Then I looked at the write analysis – there were no DELETEs, no UPDATEs that updated the indexed field, and no UPDATEs that used the indexed field in the filtering. There were only INSERTs, and with the help of pt-query-digest, here’s what I found:

INSERT analysis:
Query hash 0xFD7…..
Count: 2627 before, 2093 after
Exec time:
– avg – 299us before, 369us after (70us slower)
– 95% – 445 us before, 596us after
– median – 273us before, 301us after

I extrapolated the average per query to 2400 queries, and got:
**Total, based on 2400 queries – 71.76ms before, 88.56ms after, 16.8ms longer**

There was only one read query that used the indexed field for ORDER BY (or anywhere at all!), so the read analysis was also simple:

Read analysis:
Query hash 0xF94……
Count:187 before, 131 after
Exec time:
– avg – 9ms before, 8ms after. 1 ms saved
– 95% – 20ms before, 16 ms after
– median – 9ms before, 8 ms after

Again, extrapolating to average for 150 queries:
**Total, based on 150 queries: 150ms saved**

So we can see in this case, the index created a delay of 16.8 ms in a half-hour timeframe, but saved 150 ms in reads.

It is also impressive that the write index added very little time – 70 microseconds – but saved so much time – 1 millisecond – that there were 16 times the number of writes than reads, but we still had huge improvement, especially given the cost.

I cannot make a blanket statement, that this kind of index will always have this kind of profile – very tiny write cost for a very large read savings – but I am glad I did this analysis and would love to do it more in the future, to see what the real costs and savings are.

Why does the MySQL optimizer not do what I think it should?

In May, I presented two talks – one called “Are you getting the best out of your indexes?” and “Optimizing Queries Using EXPLAIN”. I now have slides and video for both of them.

The first talk about indexing should probably be titled “Why is MySQL doing this?!!?!!?” It gives insight into why the MySQL optimizer chooses indexes that you do not expect; especially when it does not use an index you expect it to.

The talk has something for everyone – for beginners it explains B-trees and how they work, and for the more seasoned DBA it explains concepts like average value group size, and how the optimizer uses those concepts applied to metadata to make decisions.

Slides are at http://technocation.org/files/doc/2017_05_MySQLindexes.pdf.
Click the slide image below to go to the video at https://www.youtube.com/watch?v=e39-UfxQCCsSlide from MySQL indexing talk

The EXPLAIN talk goes through everything in EXPLAIN – both the regular and JSON formats – and describes what the fields mean, and how you can use them to figure out how to best optimize your query.
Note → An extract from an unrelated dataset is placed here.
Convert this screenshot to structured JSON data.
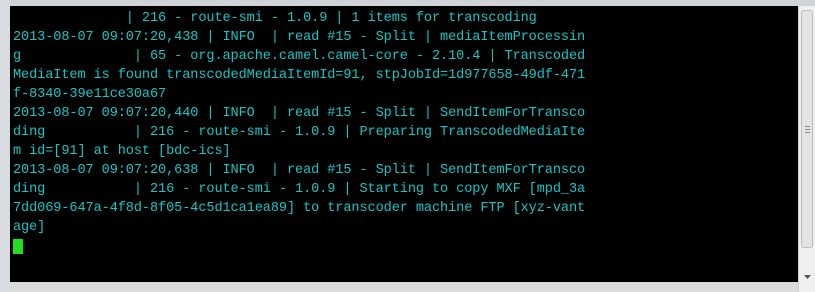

There are examples that show where you can find red flags, so that when you EXPLAIN your own queries, you can be better prepared for gotchas. The EXPLAIN talk references the indexing talk in a few places (both talks were given to the same audience, about a week apart), so I highly recommend you watch that one first.

Slides are at http://technocation.org/files/doc/2017_05_EXPLAIN.pdf.
Click the slide image below to go to the video at https://www.youtube.com/watch?v=OlclCoWXplgSlide image from the EXPLAIN talk

Indexing Talk Online

I am doing a quick blog post to announce that I have put an indexing talk online*. Most recently, I delivered this indexing talk at Confoo and Scale 11x.

The talk is on YouTube at Are You Getting the Best Out of Your MySQL Indexes? There are also PDF slides.
From the official conference description, if you want to know more:
MySQL indexes are often used to make performance better. However, they can make performance suffer if you are not using them properly. Oracle ACE Director Sheeri Cabral explains the pitfalls to avoid with indexes and how to utilize compound indexes to maximize index availability with the least amount of write overhead.

*I know I have not been posting blogs for a long time. This was a very busy year, and I took March through July off from conferences in order to buy a house and move.